Updated: Mar 6
In order to make a Will a person must be of sound mind, memory and understanding. This is usually referred to having ‘testamentary capacity‘.
A typical challenge against a will is made by arguing the deceased didn’t have the necessary testamentary capacity to make their will. It is therefore important to understand how it is determined whether the deceased did in fact have the capacity to make their will at the time it was created. The courts have shown testamentary capacity can be determined by considering whether the deceased :
understood the nature of a will and its financial effect;
understood the extent of their estate (i.e. what assets and liabilities they had);
had the ability to understand the risks of various people being able to make claims against their estate (i.e. who they were and to what extent.)
was not suffering from any mental disorder or delusions which includes considering whether the distributions set out in their Will would have been made by a person of sound mind.
Unfortunately capacity can be difficult to determine; particularly trying to do so after the event. It’s easy to determine if someone loses capacity from a sudden accident but what happens when someone loses capacity over a long period of time? In the latter it will be hard determine at what time testamentary capacity was lost.
Someone can be seriously ill but still be of sound mind. Similarly the fact that someone commits suicide shortly after making their will does not automatically create a presumption of incapacity.
It’s worth noting it is still possible for someone to be of sound mind but still be ‘unfair’.
To make things more difficult, lucidity can come and go more than once. If someone was lucid at the time they make their will then their Will should stand.
As an example we had a recent case whereby the health tribunal declared a person had no testamentary capacity whilst they were still alive at the end of 2011. Twelve months later however the tribunal declared the same person had recovered and regained their capacity. That’s quite normal but what made this case interesting however was that the person had made a Will between the 2 determinations. The issue therefore became whether this person’s Will was valid.
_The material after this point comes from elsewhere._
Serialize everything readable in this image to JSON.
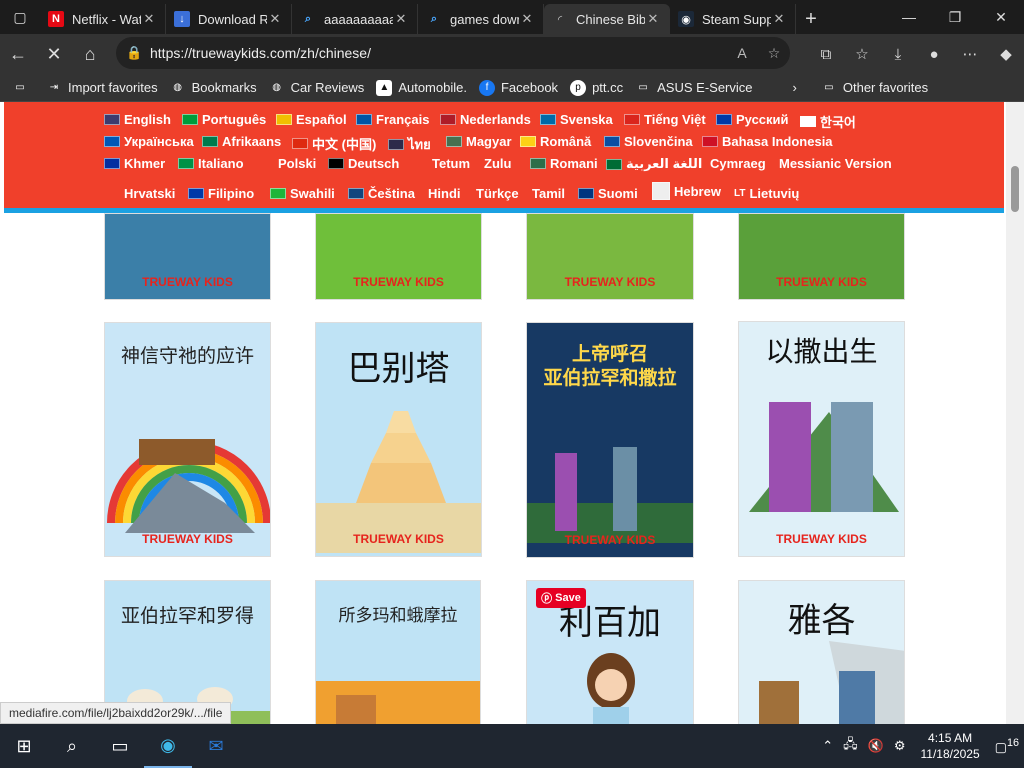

Obviously the Will-maker recovered sometime during this period; but when did they recover and more importantly was it before or after the will was made? This case involved consideration of numerous medical and treatment records and in the end was something which only the court could have decided had the beneficiaries of the estate not decided to reach a settlement.
If there is any doubt as to whether the person making a Will has or had testamentary capacity you should seek legal advice at the time the will is being made and during the administration of their estate.